Material for this exercise START

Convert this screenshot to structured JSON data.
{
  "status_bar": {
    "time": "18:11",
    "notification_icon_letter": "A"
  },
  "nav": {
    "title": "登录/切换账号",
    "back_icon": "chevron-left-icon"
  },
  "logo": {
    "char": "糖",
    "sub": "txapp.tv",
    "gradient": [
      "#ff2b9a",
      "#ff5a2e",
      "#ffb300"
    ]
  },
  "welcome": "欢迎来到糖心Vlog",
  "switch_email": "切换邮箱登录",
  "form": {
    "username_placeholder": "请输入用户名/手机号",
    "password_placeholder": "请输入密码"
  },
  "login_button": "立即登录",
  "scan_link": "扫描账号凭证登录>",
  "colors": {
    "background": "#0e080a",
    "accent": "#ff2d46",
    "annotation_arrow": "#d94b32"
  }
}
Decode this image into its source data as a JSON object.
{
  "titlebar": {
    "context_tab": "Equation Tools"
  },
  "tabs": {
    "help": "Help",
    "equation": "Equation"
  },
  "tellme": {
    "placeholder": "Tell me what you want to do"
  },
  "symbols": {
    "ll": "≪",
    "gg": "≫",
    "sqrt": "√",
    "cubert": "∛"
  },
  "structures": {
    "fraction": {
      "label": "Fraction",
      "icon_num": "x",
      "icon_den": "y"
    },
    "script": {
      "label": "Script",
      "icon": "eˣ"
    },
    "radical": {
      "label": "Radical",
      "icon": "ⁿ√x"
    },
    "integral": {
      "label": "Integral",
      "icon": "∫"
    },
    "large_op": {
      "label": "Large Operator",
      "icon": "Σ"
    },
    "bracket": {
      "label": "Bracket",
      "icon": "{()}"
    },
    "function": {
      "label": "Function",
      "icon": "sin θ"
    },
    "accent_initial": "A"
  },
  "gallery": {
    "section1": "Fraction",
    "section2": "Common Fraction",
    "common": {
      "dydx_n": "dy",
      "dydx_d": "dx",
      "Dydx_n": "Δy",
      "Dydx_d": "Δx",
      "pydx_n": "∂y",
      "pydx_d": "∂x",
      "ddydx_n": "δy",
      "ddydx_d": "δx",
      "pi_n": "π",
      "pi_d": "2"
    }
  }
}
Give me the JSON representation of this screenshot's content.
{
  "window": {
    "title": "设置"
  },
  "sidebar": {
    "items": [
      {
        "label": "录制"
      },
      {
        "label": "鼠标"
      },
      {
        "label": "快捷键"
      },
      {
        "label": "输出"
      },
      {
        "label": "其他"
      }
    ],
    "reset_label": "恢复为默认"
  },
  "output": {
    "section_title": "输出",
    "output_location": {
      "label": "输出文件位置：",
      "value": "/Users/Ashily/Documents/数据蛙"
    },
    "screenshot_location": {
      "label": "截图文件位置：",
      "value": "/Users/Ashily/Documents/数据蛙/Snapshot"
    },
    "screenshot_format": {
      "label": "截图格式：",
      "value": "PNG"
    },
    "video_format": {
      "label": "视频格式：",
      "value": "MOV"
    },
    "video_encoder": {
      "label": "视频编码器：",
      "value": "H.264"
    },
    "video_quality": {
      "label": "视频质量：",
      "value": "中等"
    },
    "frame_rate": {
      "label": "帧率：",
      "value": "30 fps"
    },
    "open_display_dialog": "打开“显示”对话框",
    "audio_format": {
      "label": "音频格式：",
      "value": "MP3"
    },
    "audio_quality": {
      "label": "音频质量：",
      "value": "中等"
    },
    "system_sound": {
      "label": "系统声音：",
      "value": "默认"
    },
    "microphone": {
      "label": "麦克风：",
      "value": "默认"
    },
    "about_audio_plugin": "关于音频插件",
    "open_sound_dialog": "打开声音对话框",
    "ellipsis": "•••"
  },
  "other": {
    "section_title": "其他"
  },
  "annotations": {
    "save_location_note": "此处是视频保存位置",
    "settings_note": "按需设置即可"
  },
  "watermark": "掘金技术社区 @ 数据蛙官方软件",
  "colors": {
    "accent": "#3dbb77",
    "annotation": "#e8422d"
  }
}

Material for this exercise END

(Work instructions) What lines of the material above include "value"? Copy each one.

(Result below)
      "value": "/Users/Ashily/Documents/数据蛙"
      "value": "/Users/Ashily/Documents/数据蛙/Snapshot"
      "value": "PNG"
      "value": "MOV"
      "value": "H.264"
      "value": "中等"
      "value": "30 fps"
      "value": "MP3"
      "value": "中等"
      "value": "默认"
      "value": "默认"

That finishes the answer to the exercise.